On a recent trip to Oxford, I took in the Bodleian Library’s current exhibition, ‘Babel: Adventures in Translation‘, mostly because I expected there would some nice multi-lingual manuscripts. I was definitely not disappointed about that – the display started off with some lovely texts like this codex from Mexico, written in Nahuatl and Spanish (left) and this Bible which includes multiple different versions in Hebrew, Greek, and Latin (right):
Other cases focused on religious translation – so, more Bibles, including one annotated by one of the scholars who produced the King James version of the Bible, but also texts from other religions, like this beautiful Buddhist manuscript in Tibetan with translations into Mongolian and (apparently added later) Sanskrit (below left) – and on the quest to make translation unnecessary through the creation of a ‘universal language’ – whether an entirely written one intended mostly for scholarly communication, like John Wilkins’ “Essay Towards A Real Character And A Philosophical Language” (below right), or one that was constructed as a language to be spoken everyday, like Esperanto (Tolkien fans will be excited to see that there’s a notebook of his in which, aged 17, he created a new alphabet to function as a code, and explained its workings in Esperanto).
For classicists, there’s a whole case on translating Homer, starting with a beautiful papyrus of part of the ‘Catalogue of Ships‘ (below left) and ending with one of Christopher Logue’s drafts of War Music (below right) – fascinating to see how he used Post-Its laid out on printer paper to rearrange and rework episodes of his retelling. (Also, I can’t recommend War Music highly enough!)
Of course, any kind of linguistic translation also necessarily involves some form of cultural translation/interpretation as well, so I liked that the curators chose to interpret ‘translation’ as widely as possible: there were displays about the ways in which stories like fairy tales or fables are not just translated between languages but also transmitted between cultures and adapted into different media (e.g. movies, plays…) – not to mention the obligatory display of various translations of Harry Potter! Plus, a nice bonus for me, there was a case with Linear A and Linear B inscriptions, to think about issues in deciphering – or not being able to decipher – written texts. Finally, there was a case on translation and multilingualism in everyday life in the U.K. now – everything from multilingual versions of public information leaflets, to illustrations of urban sign language, to this Welsh-English bilingual road sign – one of many reminders that we live in a very multilingual country!

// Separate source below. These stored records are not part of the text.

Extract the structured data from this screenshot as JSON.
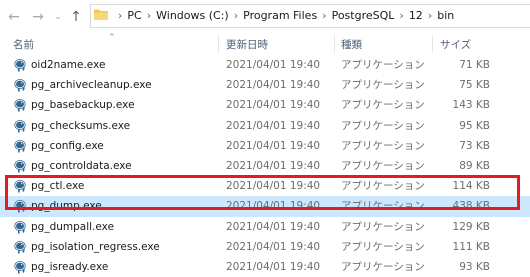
{
  "nav": {
    "back_icon": "arrow-left-icon",
    "forward_icon": "arrow-right-icon",
    "recent_icon": "chevron-down-icon",
    "up_icon": "arrow-up-icon"
  },
  "breadcrumb": [
    "PC",
    "Windows (C:)",
    "Program Files",
    "PostgreSQL",
    "12",
    "bin"
  ],
  "columns": {
    "name": "名前",
    "date": "更新日時",
    "type": "種類",
    "size": "サイズ"
  },
  "files": [
    {
      "name": "oid2name.exe",
      "date": "2021/04/01 19:40",
      "type": "アプリケーション",
      "size": "71 KB",
      "selected": false
    },
    {
      "name": "pg_archivecleanup.exe",
      "date": "2021/04/01 19:40",
      "type": "アプリケーション",
      "size": "75 KB",
      "selected": false
    },
    {
      "name": "pg_basebackup.exe",
      "date": "2021/04/01 19:40",
      "type": "アプリケーション",
      "size": "143 KB",
      "selected": false
    },
    {
      "name": "pg_checksums.exe",
      "date": "2021/04/01 19:40",
      "type": "アプリケーション",
      "size": "95 KB",
      "selected": false
    },
    {
      "name": "pg_config.exe",
      "date": "2021/04/01 19:40",
      "type": "アプリケーション",
      "size": "73 KB",
      "selected": false
    },
    {
      "name": "pg_controldata.exe",
      "date": "2021/04/01 19:40",
      "type": "アプリケーション",
      "size": "89 KB",
      "selected": false
    },
    {
      "name": "pg_ctl.exe",
      "date": "2021/04/01 19:40",
      "type": "アプリケーション",
      "size": "114 KB",
      "selected": false
    },
    {
      "name": "pg_dump.exe",
      "date": "2021/04/01 19:40",
      "type": "アプリケーション",
      "size": "438 KB",
      "selected": true
    },
    {
      "name": "pg_dumpall.exe",
      "date": "2021/04/01 19:40",
      "type": "アプリケーション",
      "size": "129 KB",
      "selected": false
    },
    {
      "name": "pg_isolation_regress.exe",
      "date": "2021/04/01 19:40",
      "type": "アプリケーション",
      "size": "111 KB",
      "selected": false
    },
    {
      "name": "pg_isready.exe",
      "date": "2021/04/01 19:40",
      "type": "アプリケーション",
      "size": "93 KB",
      "selected": false
    }
  ],
  "colors": {
    "selection": "#cce8ff",
    "highlight_border": "#e31b23",
    "folder": "#f2c94c",
    "elephant": "#336791"
  }
}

‘Babel: Adventures in Translation’ is free and open to all; for opening times and location see here.